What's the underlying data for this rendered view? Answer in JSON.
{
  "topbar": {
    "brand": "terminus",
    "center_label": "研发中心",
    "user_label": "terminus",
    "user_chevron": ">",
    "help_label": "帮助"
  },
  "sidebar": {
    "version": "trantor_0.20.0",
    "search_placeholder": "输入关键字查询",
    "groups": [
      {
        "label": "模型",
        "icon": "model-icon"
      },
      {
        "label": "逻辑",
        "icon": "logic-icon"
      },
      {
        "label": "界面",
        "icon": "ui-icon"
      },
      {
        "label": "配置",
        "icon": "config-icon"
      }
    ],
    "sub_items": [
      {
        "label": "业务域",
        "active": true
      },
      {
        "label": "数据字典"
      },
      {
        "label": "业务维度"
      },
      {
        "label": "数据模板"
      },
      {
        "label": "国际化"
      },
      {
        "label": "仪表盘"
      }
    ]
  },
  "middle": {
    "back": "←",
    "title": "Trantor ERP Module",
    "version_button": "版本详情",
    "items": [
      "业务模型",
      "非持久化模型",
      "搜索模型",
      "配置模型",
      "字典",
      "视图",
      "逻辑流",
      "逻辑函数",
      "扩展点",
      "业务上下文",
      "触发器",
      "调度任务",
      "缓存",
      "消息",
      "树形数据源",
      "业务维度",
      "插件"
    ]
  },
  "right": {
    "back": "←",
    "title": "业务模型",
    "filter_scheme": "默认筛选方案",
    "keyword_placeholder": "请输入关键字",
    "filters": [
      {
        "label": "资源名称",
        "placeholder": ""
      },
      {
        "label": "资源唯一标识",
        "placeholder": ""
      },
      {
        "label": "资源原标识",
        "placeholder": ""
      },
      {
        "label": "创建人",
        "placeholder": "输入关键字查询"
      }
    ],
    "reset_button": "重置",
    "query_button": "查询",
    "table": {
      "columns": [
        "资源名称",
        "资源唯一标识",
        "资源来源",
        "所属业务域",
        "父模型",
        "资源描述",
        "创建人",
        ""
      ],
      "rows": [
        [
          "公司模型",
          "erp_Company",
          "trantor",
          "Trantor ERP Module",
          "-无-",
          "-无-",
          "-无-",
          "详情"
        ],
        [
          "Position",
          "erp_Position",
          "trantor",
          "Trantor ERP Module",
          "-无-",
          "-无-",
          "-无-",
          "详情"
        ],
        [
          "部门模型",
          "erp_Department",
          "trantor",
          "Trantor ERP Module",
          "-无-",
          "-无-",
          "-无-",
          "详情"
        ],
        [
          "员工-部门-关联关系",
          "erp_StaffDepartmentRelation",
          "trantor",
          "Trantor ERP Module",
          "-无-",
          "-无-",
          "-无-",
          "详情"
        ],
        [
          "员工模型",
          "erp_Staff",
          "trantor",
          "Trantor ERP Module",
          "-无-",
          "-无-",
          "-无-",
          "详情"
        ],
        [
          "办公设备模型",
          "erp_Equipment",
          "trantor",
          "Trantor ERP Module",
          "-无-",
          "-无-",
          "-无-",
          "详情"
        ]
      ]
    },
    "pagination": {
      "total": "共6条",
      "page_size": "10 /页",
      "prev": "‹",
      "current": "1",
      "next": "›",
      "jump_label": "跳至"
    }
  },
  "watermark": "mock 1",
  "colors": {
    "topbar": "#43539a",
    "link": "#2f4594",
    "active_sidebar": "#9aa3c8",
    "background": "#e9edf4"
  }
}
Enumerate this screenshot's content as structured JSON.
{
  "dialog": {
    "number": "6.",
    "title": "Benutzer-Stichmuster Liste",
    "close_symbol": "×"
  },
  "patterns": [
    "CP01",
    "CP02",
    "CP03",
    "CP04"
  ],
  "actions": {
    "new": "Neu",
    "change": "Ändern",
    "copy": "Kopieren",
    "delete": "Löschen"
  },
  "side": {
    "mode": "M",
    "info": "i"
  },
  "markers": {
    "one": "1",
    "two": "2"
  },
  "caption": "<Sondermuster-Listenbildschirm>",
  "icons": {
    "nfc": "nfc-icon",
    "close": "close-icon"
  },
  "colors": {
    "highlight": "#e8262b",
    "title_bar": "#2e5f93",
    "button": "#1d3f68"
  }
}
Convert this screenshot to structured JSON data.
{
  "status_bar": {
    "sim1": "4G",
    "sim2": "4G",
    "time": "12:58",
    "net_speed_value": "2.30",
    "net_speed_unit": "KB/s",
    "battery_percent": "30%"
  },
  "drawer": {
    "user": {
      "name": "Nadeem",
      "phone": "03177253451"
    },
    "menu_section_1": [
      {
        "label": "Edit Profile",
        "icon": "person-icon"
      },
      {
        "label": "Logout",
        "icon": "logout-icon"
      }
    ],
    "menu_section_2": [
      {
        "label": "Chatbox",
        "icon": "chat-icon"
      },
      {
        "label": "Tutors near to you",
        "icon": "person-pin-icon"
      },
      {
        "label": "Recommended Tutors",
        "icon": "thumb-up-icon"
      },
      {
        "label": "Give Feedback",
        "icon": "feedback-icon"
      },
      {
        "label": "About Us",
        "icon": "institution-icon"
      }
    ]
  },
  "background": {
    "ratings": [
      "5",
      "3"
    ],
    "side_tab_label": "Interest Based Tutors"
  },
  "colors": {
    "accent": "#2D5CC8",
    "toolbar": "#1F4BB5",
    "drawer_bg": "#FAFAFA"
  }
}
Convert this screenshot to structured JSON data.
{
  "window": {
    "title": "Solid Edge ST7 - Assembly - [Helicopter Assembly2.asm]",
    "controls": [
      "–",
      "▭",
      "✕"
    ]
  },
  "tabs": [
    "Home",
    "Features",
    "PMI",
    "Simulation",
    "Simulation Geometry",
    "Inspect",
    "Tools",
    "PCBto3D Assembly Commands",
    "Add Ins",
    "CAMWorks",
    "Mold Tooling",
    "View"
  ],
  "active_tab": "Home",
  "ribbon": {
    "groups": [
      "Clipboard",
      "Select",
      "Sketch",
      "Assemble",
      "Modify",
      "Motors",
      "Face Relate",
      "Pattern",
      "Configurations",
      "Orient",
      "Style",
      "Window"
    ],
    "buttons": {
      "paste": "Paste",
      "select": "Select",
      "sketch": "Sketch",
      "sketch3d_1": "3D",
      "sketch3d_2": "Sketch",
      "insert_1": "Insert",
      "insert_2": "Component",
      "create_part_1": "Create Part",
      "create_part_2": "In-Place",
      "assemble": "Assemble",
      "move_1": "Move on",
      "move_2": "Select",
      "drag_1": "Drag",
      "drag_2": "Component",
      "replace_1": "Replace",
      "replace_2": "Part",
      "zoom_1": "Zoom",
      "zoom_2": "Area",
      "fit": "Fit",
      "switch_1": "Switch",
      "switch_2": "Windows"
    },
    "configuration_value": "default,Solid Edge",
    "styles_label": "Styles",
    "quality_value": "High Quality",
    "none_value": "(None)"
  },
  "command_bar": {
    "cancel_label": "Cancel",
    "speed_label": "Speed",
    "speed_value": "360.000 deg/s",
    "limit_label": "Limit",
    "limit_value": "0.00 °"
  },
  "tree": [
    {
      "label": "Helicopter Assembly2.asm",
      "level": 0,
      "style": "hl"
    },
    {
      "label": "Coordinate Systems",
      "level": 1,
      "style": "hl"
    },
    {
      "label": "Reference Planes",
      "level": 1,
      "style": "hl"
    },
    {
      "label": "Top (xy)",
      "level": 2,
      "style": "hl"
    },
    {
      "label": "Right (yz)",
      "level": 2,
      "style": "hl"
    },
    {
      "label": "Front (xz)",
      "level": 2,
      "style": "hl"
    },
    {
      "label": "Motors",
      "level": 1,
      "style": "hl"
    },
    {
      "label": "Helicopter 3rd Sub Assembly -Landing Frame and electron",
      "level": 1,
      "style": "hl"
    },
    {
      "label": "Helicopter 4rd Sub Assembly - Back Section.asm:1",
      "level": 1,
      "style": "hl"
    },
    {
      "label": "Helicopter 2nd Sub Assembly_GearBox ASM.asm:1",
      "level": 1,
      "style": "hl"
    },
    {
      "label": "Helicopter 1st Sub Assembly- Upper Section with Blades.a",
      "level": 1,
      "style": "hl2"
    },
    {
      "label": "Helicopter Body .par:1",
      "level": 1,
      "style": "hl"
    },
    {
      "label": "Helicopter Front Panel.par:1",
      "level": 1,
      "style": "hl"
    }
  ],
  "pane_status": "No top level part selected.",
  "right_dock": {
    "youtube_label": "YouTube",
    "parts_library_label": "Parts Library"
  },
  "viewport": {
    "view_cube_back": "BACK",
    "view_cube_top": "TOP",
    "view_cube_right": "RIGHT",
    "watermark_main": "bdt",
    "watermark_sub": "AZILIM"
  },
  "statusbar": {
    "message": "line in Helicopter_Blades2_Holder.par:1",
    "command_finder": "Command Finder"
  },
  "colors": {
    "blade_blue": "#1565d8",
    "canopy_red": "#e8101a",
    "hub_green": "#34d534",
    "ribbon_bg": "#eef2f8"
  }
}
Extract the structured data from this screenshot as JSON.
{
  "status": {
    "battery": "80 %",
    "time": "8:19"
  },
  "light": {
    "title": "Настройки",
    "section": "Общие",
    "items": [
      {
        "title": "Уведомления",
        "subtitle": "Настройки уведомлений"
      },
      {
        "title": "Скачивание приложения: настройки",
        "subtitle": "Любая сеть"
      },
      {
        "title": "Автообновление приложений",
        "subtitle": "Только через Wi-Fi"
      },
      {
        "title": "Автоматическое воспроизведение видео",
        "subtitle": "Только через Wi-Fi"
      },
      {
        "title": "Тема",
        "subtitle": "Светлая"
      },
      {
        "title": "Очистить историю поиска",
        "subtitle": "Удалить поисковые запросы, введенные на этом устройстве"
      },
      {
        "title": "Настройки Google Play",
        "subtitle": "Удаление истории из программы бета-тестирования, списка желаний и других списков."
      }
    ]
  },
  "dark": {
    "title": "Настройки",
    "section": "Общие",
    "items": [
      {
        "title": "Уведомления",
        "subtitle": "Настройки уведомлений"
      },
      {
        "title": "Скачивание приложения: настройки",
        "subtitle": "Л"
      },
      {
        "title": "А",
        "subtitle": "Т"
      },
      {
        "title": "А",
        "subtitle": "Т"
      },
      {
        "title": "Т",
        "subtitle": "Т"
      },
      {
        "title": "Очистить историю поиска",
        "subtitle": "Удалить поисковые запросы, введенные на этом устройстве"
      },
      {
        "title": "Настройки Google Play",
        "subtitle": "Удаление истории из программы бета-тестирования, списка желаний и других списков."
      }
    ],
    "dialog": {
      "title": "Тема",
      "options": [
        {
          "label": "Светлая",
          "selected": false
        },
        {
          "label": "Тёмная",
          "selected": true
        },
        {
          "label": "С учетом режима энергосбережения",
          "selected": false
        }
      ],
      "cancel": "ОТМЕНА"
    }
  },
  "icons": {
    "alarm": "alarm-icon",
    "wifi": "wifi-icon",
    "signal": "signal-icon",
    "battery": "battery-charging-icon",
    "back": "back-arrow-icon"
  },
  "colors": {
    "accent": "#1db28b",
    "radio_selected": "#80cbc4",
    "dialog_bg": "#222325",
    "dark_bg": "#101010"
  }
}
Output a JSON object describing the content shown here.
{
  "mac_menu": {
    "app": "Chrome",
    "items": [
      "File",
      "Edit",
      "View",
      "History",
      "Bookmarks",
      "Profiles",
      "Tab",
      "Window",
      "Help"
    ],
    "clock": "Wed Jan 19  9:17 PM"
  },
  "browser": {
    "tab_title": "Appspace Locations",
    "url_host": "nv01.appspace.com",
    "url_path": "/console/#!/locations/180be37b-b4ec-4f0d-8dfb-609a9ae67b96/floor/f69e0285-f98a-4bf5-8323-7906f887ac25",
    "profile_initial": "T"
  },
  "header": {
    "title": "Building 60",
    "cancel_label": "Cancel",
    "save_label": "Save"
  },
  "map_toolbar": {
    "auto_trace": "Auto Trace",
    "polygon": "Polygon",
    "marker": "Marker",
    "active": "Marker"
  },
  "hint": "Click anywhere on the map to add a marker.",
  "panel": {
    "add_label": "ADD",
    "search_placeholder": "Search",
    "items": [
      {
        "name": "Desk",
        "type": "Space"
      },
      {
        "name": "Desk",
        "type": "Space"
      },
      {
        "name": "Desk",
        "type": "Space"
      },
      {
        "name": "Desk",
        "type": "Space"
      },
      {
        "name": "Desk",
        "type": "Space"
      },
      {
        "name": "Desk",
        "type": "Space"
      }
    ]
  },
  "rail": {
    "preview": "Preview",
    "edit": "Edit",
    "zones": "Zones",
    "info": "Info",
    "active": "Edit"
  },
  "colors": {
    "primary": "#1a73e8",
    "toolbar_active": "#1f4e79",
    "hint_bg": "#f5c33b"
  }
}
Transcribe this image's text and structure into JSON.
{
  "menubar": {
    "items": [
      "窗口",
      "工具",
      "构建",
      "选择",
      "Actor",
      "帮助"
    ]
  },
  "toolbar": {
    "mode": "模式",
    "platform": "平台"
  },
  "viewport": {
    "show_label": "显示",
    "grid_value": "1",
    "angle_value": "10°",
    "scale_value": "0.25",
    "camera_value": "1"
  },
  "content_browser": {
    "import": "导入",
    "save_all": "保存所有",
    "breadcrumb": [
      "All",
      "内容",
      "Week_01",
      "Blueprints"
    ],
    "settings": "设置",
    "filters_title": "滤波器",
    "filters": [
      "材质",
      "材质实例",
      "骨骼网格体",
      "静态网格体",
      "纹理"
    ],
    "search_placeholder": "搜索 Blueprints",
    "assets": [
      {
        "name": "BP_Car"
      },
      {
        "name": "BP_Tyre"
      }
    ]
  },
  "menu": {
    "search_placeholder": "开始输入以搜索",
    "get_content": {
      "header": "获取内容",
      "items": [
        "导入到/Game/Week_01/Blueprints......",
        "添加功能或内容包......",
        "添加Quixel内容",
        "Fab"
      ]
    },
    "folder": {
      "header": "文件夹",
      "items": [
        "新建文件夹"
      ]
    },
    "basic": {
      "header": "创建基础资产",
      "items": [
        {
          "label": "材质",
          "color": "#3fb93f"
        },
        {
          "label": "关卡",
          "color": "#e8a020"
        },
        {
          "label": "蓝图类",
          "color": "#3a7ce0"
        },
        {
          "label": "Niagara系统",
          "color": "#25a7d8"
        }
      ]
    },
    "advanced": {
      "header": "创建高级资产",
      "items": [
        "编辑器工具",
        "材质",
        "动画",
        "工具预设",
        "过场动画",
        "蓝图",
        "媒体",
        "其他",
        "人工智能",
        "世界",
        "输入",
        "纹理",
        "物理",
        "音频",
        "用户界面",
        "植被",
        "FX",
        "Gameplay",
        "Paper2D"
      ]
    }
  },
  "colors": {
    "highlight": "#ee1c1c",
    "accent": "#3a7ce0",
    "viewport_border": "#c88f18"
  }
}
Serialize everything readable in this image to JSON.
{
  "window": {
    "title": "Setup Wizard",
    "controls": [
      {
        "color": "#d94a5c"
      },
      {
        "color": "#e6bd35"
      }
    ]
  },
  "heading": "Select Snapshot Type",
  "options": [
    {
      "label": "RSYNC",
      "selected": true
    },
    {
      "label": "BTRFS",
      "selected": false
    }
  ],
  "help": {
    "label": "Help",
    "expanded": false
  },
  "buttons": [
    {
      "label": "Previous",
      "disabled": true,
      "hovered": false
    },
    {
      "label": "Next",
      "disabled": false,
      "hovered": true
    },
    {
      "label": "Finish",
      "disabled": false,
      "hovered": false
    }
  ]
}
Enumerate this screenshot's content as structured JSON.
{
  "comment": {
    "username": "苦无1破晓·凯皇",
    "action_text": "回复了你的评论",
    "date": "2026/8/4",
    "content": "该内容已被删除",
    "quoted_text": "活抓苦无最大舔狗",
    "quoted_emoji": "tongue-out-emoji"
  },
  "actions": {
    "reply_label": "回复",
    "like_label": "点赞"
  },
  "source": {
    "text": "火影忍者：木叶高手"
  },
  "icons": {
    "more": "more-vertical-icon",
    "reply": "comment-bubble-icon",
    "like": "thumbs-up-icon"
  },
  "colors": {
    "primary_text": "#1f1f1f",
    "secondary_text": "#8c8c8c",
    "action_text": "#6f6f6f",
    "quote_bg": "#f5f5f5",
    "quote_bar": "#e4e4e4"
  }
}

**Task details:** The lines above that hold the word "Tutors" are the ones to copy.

**Task solution:**
        "label": "Tutors near to you",
        "label": "Recommended Tutors",
    "side_tab_label": "Interest Based Tutors"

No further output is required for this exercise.